Unfortunately for those stuck: Bubba Hanks, Goofy Steve, my three brothers and me, it wasn’t them we were watching stomping through the woods. It was something much, much worse.
Dark shadows were now moving our way as low guttural growls clawed their way through the darkness. What happened next was beyond belief – yet it happened just as written here.
Our plan was to ambush Bully Brad by staging a late-night water balloon battle outside his house. Unfortunately, the plan had gone horribly wrong. Somehow during the day, he had discovered our strategically placed buckets of water balloons along the way. In our retreat from our attack launched at his house, we discovered he had popped all of the balloons, leaving us defenseless. And on the run for our lives.
After a long downhill chase, our only chance of survival was to try jumping across Cripple Creek. None of us made it, and now stuck in mud, we were facing something far worse than a bully and his gang. We now were gazing at the pack of wild dogs that roamed the street of Flamingo at night. Luckily there was an expanse of water between us and the dogs. We were safe … or so we thought.
With a commanding growl from the pack leader, one of the dogs did a mighty leap towards us. He landed with a splash just inches from Goof, stuck in the brown much like the rest of us. The more he struggled the deeper he sank. The pack leader gave another commanding growl and another much larger dog than the last backed up to start his leap. And that’s when it happened.
Out of the darkness of that moonless night an Angel descended upon us. The help we had all prayed for had arrived. Only it wasn’t Heaven-sent. The origin of our Angel had come from a dilapidated white clapboard house, the first house on Flamingo. The house of none other than Down the Street Bully Brad.
Without a word, Bully Brad and his gang of three unloaded all of their dirt clods, but not at us. The pack of dogs growls soon turned to whimpers under the barrage of dirt clods that had certainly been meant for us. Still stuck in the muck, we watched as the pack scampered off.
Then we watched in fear as Bully Brad and his gang picked up long sticks while walking our way. Reaching the bank’s edge, with a limb outstretched, Bully Brad said, “Here, grab hold.”
One by one, Bully Brad and his gang of three pulled us out the muck that night, up on the bank and to safety. I asked him why he just didn’t let the dogs get us. He answered over his shoulder as they walked away into the darkness, “I might be a bully, but I’m not a monster.”
His answer I’ve never forgotten. If someone as bad as Bully Brad can rise up and do the right thing, then perhaps others can also. I choose to believe there is always some good in every person … even if they’re as bad as Down the Street Bully Brad.

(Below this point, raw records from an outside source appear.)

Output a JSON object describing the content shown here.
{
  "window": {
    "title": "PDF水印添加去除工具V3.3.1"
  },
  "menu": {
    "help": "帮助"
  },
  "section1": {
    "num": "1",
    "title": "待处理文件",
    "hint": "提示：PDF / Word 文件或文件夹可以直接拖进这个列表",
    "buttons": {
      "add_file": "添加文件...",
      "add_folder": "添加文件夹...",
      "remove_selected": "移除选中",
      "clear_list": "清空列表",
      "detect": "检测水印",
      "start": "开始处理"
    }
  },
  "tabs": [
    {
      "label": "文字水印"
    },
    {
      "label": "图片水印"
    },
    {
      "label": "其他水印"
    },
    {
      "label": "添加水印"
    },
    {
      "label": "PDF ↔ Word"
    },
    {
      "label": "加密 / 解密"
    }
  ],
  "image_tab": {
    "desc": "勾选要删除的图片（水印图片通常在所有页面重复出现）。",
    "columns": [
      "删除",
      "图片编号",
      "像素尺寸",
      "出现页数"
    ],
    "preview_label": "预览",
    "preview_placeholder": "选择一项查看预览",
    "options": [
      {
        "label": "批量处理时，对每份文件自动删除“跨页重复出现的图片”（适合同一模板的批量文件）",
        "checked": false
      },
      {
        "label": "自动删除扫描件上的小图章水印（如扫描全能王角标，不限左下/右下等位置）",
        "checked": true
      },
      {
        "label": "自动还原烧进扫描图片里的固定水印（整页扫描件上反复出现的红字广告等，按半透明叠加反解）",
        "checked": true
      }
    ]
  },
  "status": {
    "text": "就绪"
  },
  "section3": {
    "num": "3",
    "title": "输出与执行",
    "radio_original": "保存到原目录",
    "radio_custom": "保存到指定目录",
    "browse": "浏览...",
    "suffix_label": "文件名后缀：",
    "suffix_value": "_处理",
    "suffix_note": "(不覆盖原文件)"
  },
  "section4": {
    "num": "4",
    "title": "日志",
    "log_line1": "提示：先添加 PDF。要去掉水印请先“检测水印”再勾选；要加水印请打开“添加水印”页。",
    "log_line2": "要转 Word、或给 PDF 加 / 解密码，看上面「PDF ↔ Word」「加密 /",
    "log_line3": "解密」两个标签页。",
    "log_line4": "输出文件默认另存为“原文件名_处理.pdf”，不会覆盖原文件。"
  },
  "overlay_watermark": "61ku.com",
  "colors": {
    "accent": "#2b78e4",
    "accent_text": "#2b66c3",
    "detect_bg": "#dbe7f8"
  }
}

[Rick Ryckeley has been writing stories since 2001. To read more of Rick’s stories, visit his blog: storiesbyrick.wordpress.com.]